Ever since Mr. Jowhari began pushing for re-establishing diplomatic ties after he was elected in 2015, he started “getting these attacks from certain political groups, especially groups whose sole agenda is to isolate the Iranian government,” according to Mr. Ahmadi.
Mr. Ehsassi said he was out of the country during the holidays when Mr. Jowhari’s posted his tweet and couldn’t “shed light on what exactly he meant by his statement,” adding that he hasn’t spoken to him.
Asked about whether he and Mr. Jowhari had differences in opinion, Mr. Ehsassi said “I’m truly not aware of any individual who has identical views with me on any given issue. We all have different perspectives on issues.”
He wouldn’t say whether he believed criticisms hurled at Mr. Jowhari are unfair.
“What I can say, as an MP, I think each and every single one of us is supposed to try the best to their ability to talk to our constituents. I never try to pass my own judgement onto others. Our job is to advocate on behalf of our constituents,” he said.
Canadian government denies Iranian media report hinting at new meetings
Last month, Iranian media quoted a senior government official saying that the country would be sending a delegation “at the directorate general level” to Canada in the new year.
However, Global Affairs Canada spokesperson Brittany Venhola-Fletcher told The Hill Times there are no plans for any future meetings with Canadian and Iranian officials in Canada.
“There are ongoing discussions, but no timeline has been established and no meetings have been confirmed. Discussions have taken place among officials and at the ministerial level. Minister Freeland has spoken with Foreign Minister Zarif, including at the UN General Assembly in New York,” she explained.
She also stated that there had been no meetings to discuss re-establishing diplomatic ties ever held in Canada.
In October and May, Canadian officials travelled to Tehran to hold talks with the Iranian government. However, the Canadian government cautioned that many issues needed to be addressed before Canada could open an mission in the Persian country.

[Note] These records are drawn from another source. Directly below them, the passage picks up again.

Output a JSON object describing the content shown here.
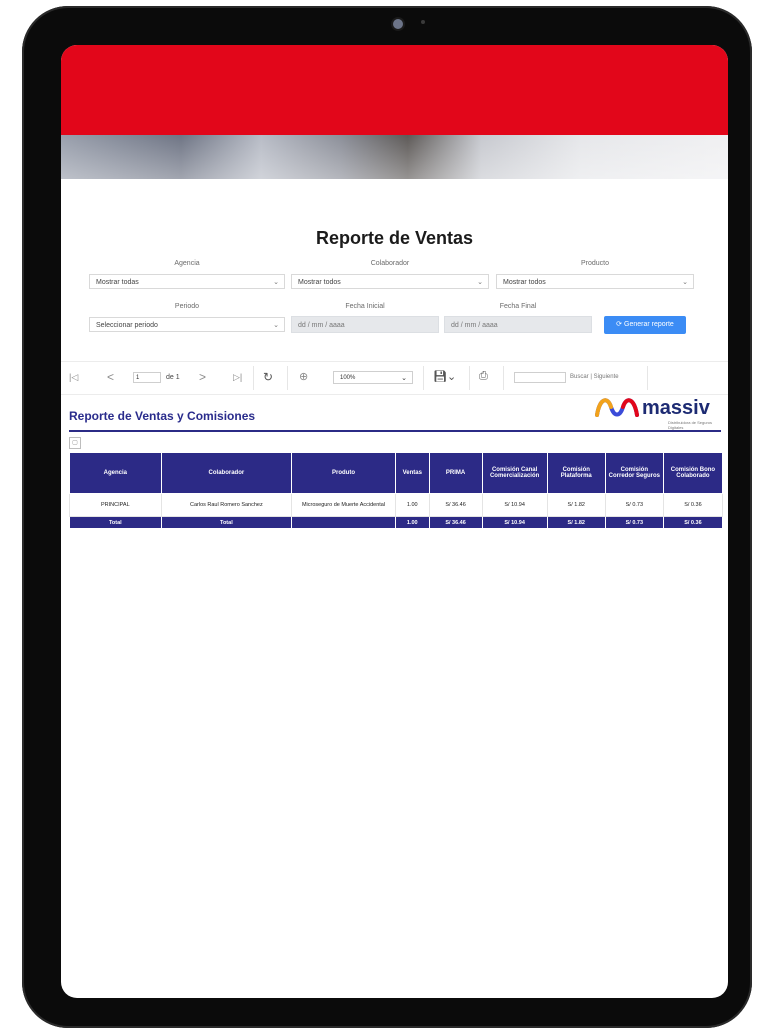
{
  "page": {
    "title": "Reporte de Ventas"
  },
  "filters": {
    "agencia": {
      "label": "Agencia",
      "value": "Mostrar todas"
    },
    "colaborador": {
      "label": "Colaborador",
      "value": "Mostrar todos"
    },
    "producto": {
      "label": "Producto",
      "value": "Mostrar todos"
    },
    "periodo": {
      "label": "Periodo",
      "value": "Seleccionar periodo"
    },
    "fecha_inicial": {
      "label": "Fecha Inicial",
      "placeholder": "dd / mm / aaaa"
    },
    "fecha_final": {
      "label": "Fecha Final",
      "placeholder": "dd / mm / aaaa"
    },
    "generate_label": "Generar reporte"
  },
  "toolbar": {
    "page_value": "1",
    "of_label": "de 1",
    "zoom_value": "100%",
    "find_label": "Buscar",
    "next_label": "Siguiente",
    "icons": [
      "first-page-icon",
      "prev-page-icon",
      "next-page-icon",
      "last-page-icon",
      "refresh-icon",
      "zoom-icon",
      "save-icon",
      "print-icon"
    ]
  },
  "report": {
    "title": "Reporte de Ventas y Comisiones",
    "logo_text": "massiv",
    "logo_tagline": "Distribuidora de Seguros Digitales",
    "columns": [
      "Agencia",
      "Colaborador",
      "Produto",
      "Ventas",
      "PRIMA",
      "Comisión Canal Comercialización",
      "Comisión Plataforma",
      "Comisión Corredor Seguros",
      "Comisión Bono Colaborado"
    ],
    "rows": [
      [
        "PRINCIPAL",
        "Carlos Raul Romero Sanchez",
        "Microseguro de Muerte Accidental",
        "1.00",
        "S/ 36.46",
        "S/ 10.94",
        "S/ 1.82",
        "S/ 0.73",
        "S/ 0.36"
      ]
    ],
    "total_row": [
      "Total",
      "Total",
      "",
      "1.00",
      "S/ 36.46",
      "S/ 10.94",
      "S/ 1.82",
      "S/ 0.73",
      "S/ 0.36"
    ]
  },
  "colors": {
    "brand_red": "#e2061a",
    "table_header": "#2c2a86",
    "button_blue": "#3b8cf5"
  }
}
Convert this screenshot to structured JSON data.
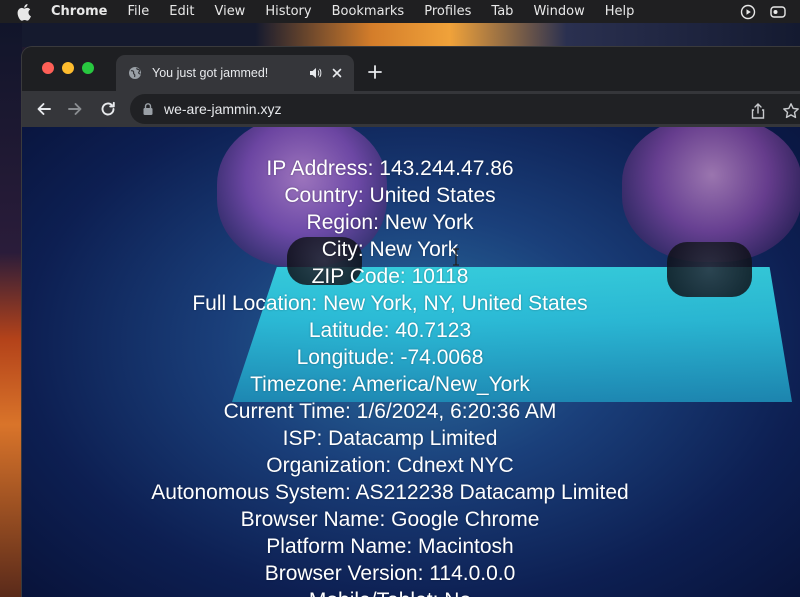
{
  "menubar": {
    "items": [
      "Chrome",
      "File",
      "Edit",
      "View",
      "History",
      "Bookmarks",
      "Profiles",
      "Tab",
      "Window",
      "Help"
    ]
  },
  "browser": {
    "tab_title": "You just got jammed!",
    "url": "we-are-jammin.xyz"
  },
  "page": {
    "lines": [
      "IP Address: 143.244.47.86",
      "Country: United States",
      "Region: New York",
      "City: New York",
      "ZIP Code: 10118",
      "Full Location: New York, NY, United States",
      "Latitude: 40.7123",
      "Longitude: -74.0068",
      "Timezone: America/New_York",
      "Current Time: 1/6/2024, 6:20:36 AM",
      "ISP: Datacamp Limited",
      "Organization: Cdnext NYC",
      "Autonomous System: AS212238 Datacamp Limited",
      "Browser Name: Google Chrome",
      "Platform Name: Macintosh",
      "Browser Version: 114.0.0.0",
      "Mobile/Tablet: No"
    ]
  },
  "colors": {
    "menubar_bg": "#1f1f21",
    "tab_bg": "#35363a",
    "omnibox_bg": "#202124",
    "text_white": "#ffffff"
  },
  "icons": [
    "apple-logo-icon",
    "globe-icon",
    "speaker-icon",
    "close-icon",
    "plus-icon",
    "back-arrow-icon",
    "forward-arrow-icon",
    "reload-icon",
    "lock-icon",
    "share-icon",
    "star-icon",
    "text-cursor-icon",
    "play-circle-icon",
    "control-center-icon"
  ]
}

Five rounds of talks have already been held between the two countries at the expert level, Mr. Keshavarzzadeh, the general director of American affairs in the country’s foreign ministry, told Mehr news agency on Dec. 16, though Global Affairs Canada has not confirmed that.
When asked about the effect of the protests on negotiations, Ms. Venhola-Fletche referred to Mr. Freeland’s previous statement calling direct engagement with the Iranian regime as the “most effective tool to hold Iran to account,” though expressing concern about the government’s crackdown of freedom of expression and support of known terrorist organizations.
Opponents of diplomatic engagement have decried the Iranian regime for its litany of human rights abuses, suggesting the recent unrest serving as an example of why Canada should back out of re-engagement. Supporters have argued that the Iranian-Canadians are cut off from much-needed consular services and that it’s more productive to engage with the regime diplomatically than not.
Colin Robertson, a former Canadian diplomat, told The Hill Times that protests against the Iranian government wouldn’t threaten to derail the dialogue on re-establishing diplomatic ties because the government sees human rights and diplomatic re-engagement as “two separate tracks.”
“It’s consistent with the Trudeau approach to engagement and commitment to multilateralism,” he said, noting that Canada, despite applying sanctions on Russia, still has diplomatic relations with the Kremlin.
Mr. O’Toole called on Canada to reassess any decision towards re-establishing diplomatic ties, saying it would be used by the Iranian regime in “propaganda efforts” to further its interests in the Middle East.
However, Mr. Ahmadi said if there is any reassessment by Canadian officials, it would only “re-confirm that we need to be in Iran.”